|Title||Litter decomposition in the desert|
|Publication Type||Journal Article|
|Year of Publication||1981|
|Authors||Santos PF, Whitford WG|
|Keywords||article, articles, enchytraeids, fungi, fungicide, Benomyl, fungicide, Dexon, insecticide, insecticide, Chlordane, invertebrate,enchytraids, journal, journals, Larrea, litter decomposition, litter decomposition,microarthropods, microarthropod, litter decomposition, mite, mite, tydeid, nematode, predation, microarthropods, psocoptera, soil microarthropods, termite, litter decomposition|

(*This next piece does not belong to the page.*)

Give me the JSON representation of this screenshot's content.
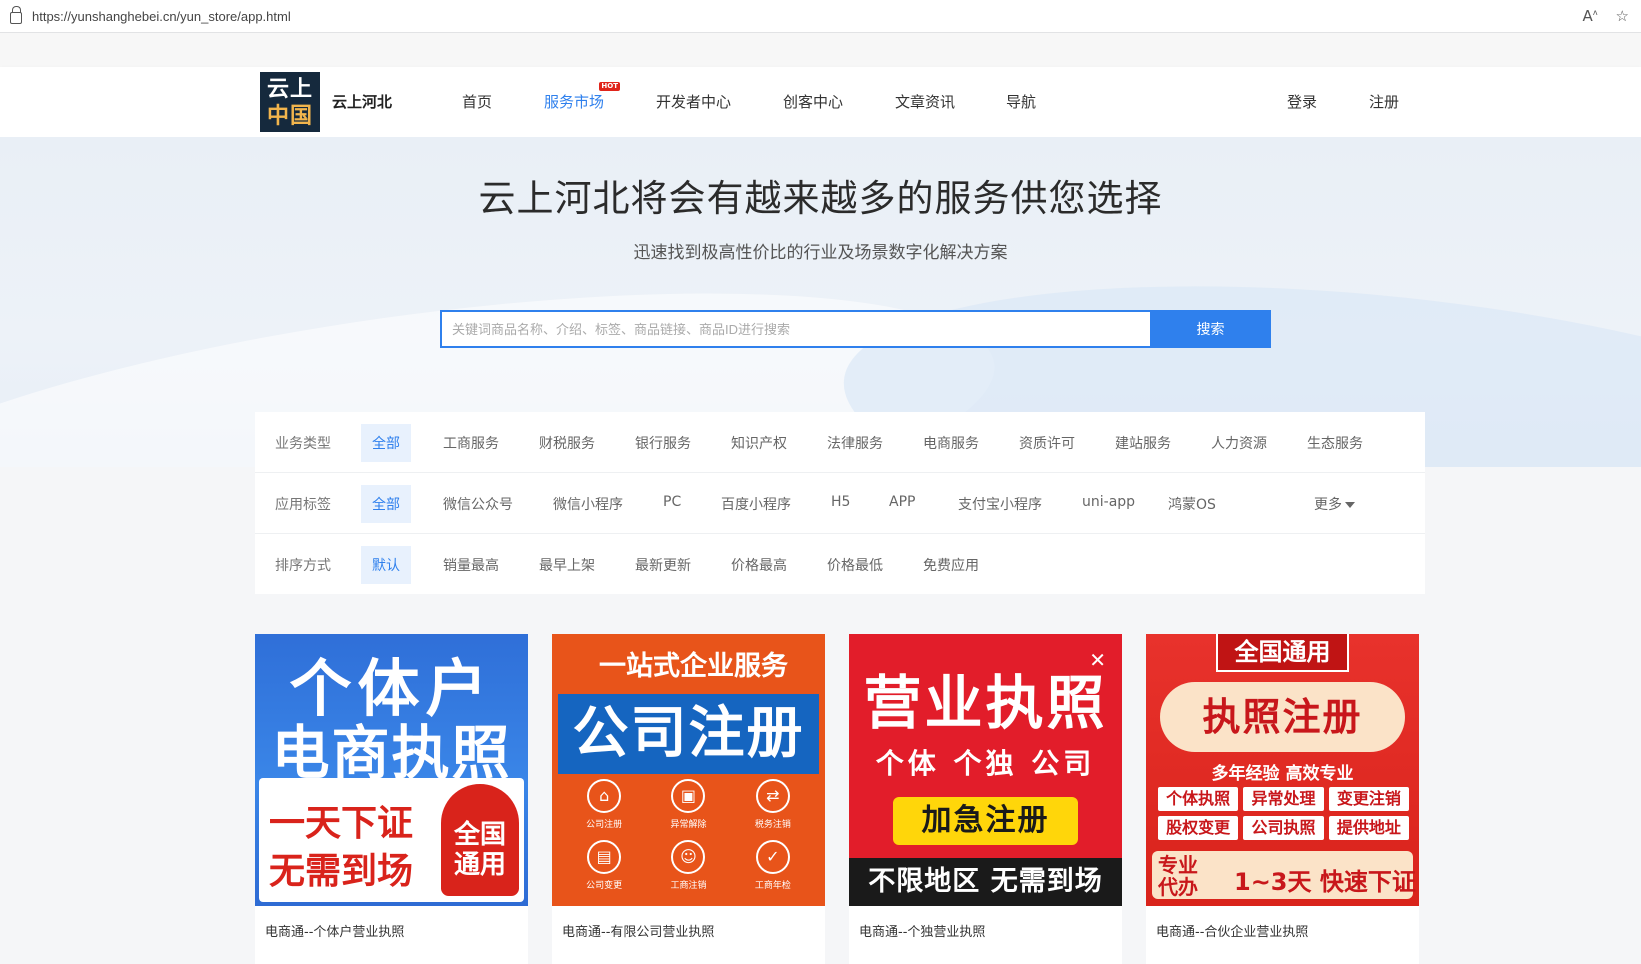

Since significant quantities of plant litter are buried by wind and water in this desert, we designed studies to address the following questions: What are the relative contributions of bacteria, fungi, and microarthropods to litter decomposition? Is there a pattern of microarthropods succession related to the stage of litter decomposition? What are the differences in buried and surface litter decomposition? The initial stages of buried litter decomposition appears to be via bacteria, which are grazed upon by nematodes. Removal of the nematode predator apparently allowed nematodes to overgraze the bacteria, reducing their population size and reducing decomposition. Without predators, grazers appear to be detrimental to decomposition, as has been suggested by Hanlon and Anderson (1979). Thus, in desert ecosystems, microarthropods affect litter decomposition by a heretofore undescribed mode: preying on free-living nematodes.